Browse the craft stalls and farmers’ markets
Simone Verhoog, who captures her family’s adventures on her blog, Mamma to the Power of 4, visits family on the Garden Route a few times a year.
If you’re wanting to do some Christmas shopping during the festive season, she recommends a visit to the Scarab Village Craft Market. She also encourages families to stop in at the Wild Oats Community Farmers’ Market. “You’ll find live music, a variety of eats, crafts and even locally-brewed coffee and craft beer.
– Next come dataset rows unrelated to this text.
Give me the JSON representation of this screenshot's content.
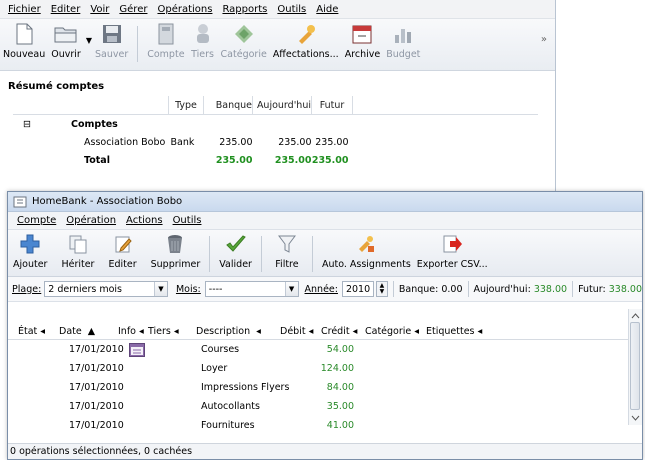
{
  "back_window": {
    "menu": [
      "Fichier",
      "Editer",
      "Voir",
      "Gérer",
      "Opérations",
      "Rapports",
      "Outils",
      "Aide"
    ],
    "toolbar": {
      "nouveau": "Nouveau",
      "ouvrir": "Ouvrir",
      "sauver": "Sauver",
      "compte": "Compte",
      "tiers": "Tiers",
      "categorie": "Catégorie",
      "affectations": "Affectations...",
      "archive": "Archive",
      "budget": "Budget",
      "overflow": "»"
    },
    "summary": {
      "title": "Résumé comptes",
      "headers": {
        "type": "Type",
        "banque": "Banque",
        "aujourdhui": "Aujourd'hui",
        "futur": "Futur"
      },
      "group": {
        "toggle": "⊟",
        "name": "Comptes"
      },
      "account": {
        "name": "Association Bobo",
        "type": "Bank",
        "banque": "235.00",
        "aujourdhui": "235.00",
        "futur": "235.00"
      },
      "total": {
        "label": "Total",
        "banque": "235.00",
        "aujourdhui": "235.00",
        "futur": "235.00"
      }
    }
  },
  "front_window": {
    "title": "HomeBank - Association Bobo",
    "menu": [
      "Compte",
      "Opération",
      "Actions",
      "Outils"
    ],
    "toolbar": {
      "ajouter": "Ajouter",
      "heriter": "Hériter",
      "editer": "Editer",
      "supprimer": "Supprimer",
      "valider": "Valider",
      "filtre": "Filtre",
      "auto": "Auto. Assignments",
      "export": "Exporter CSV..."
    },
    "filter": {
      "plage_label": "Plage:",
      "plage_value": "2 derniers mois",
      "mois_label": "Mois:",
      "mois_value": "----",
      "annee_label": "Année:",
      "annee_value": "2010",
      "banque": "Banque: 0.00",
      "aujourdhui": "Aujourd'hui: 338.00",
      "futur": "Futur: 338.00",
      "banque_label": "Banque:",
      "banque_value": "0.00",
      "aujourdhui_label": "Aujourd'hui:",
      "aujourdhui_value": "338.00",
      "futur_label": "Futur:",
      "futur_value": "338.00"
    },
    "columns": [
      "État",
      "Date",
      "Info",
      "Tiers",
      "Description",
      "Débit",
      "Crédit",
      "Catégorie",
      "Etiquettes"
    ],
    "rows": [
      {
        "date": "17/01/2010",
        "description": "Courses",
        "credit": "54.00",
        "info_icon": "calendar-icon"
      },
      {
        "date": "17/01/2010",
        "description": "Loyer",
        "credit": "124.00"
      },
      {
        "date": "17/01/2010",
        "description": "Impressions Flyers",
        "credit": "84.00"
      },
      {
        "date": "17/01/2010",
        "description": "Autocollants",
        "credit": "35.00"
      },
      {
        "date": "17/01/2010",
        "description": "Fournitures",
        "credit": "41.00"
      }
    ],
    "status": "0 opérations sélectionnées, 0 cachées"
  }
}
Our kids enjoy the large play area, but overall we love the cheerful, eclectic vibe of the place!”
Both are open on Saturday mornings and located within close proximity to each other on the outskirts of Sedgefield.
Meet monkeys and meerkats
Local blogger Julie Glück says the activity that tops her family’s list is a visit to Monkeyland in the Crags, near Plettenberg Bay. “It’s an ethical sanctuary where families can walk through a canopy of trees, learning about primates while they swing and cavort around you,” she says.
You can also head to the outskirts of Oudsthoorn and discover a one-of-a-kind reserve called Meerkat Magic. Here you can join a guided tour of the meerkat colonies to learn about their habit.
In the spirit of the season you can even adopt a meerkat for 12 months by donating to the research facility. You won’t be able to take one of these little furry guys home with you of course, but you will receive a special adoption certificate!
Admire some colourful kites
Our friends at Jurni, a South African Travel and Tourism Data Management Company, have also recommended that visitors to the Garden Route support the 5th Eden Kite Festival this year.
It takes place on 14 December at the Sasol Highway Garage in George and on 15 and 16 December at Knysna High sports field.
“The programme includes entertainment for all ages, and there’s a gorgeous art and craft market which really showcases the creativity of some of the locals, ” says Dr Nomvuselelo Songelwa, Jurni’s CEO.
“Building on the success of previous events, and in the spirit of giving during Christmas, the event will continue to aid Masithandane’s Bursary Fund, ensuring disadvantaged children can attend school by providing transport, stationery, clothing and toiletries,” she adds.
Email email@example.com or call 082 046 0463.
Go birding in Knysna’s forests
Julie also recommends visiting a familiar favourite along the Garden Route during December,the charming lagoon town of Knysna. It will appeal to anyone who loves nature (and oysters).
“Stretching from Mossel Bay to Harkerville, the indigenous forests of Knysna cover about 45 000 ha of state and private land. Among the 125 species of trees found here, there’s also 230 species of bird to be discovered,” she says.
If you see a flash of crimson skirting through the bush and hear a high pitched “kek-kek” alarm call, then you’ll have been lucky enough to witness a rare sighting of the Knysna lourie (now renamed the Knysna turaco). While out exploring, keep your eyes peeled for Knysna woodpeckers, red-billed wood hoopoes and lesser double-collared sunbirds, too.
Head out for a hike at Robberg
The Garden Route is a hiker’s paradise with long and short hikes amid some of the world’s most beautiful scenery.
Sara Essop, who writes for her own local blog, In Africa and Beyond, explains that The Otter Trail is one of the most popular hikes in the region. “This 5-day trail follows the scenic Garden Route coastline, but you need to book in advance, as there’s up to a year’s waiting list ,” she says.
For shorter hikes during December, she recommends packing a picnic and planning a day to explore Robberg Nature Reserve, a World Heritage Site situated 8km south of Plettenberg Bay. “While on your hike here, you may be lucky enough to see seals, dolphins, great white sharks and humpback whales,” she adds.
Robberg Nature Reserve cost:
- Ticket prices for adults: R50
- Ticket prices for children: R30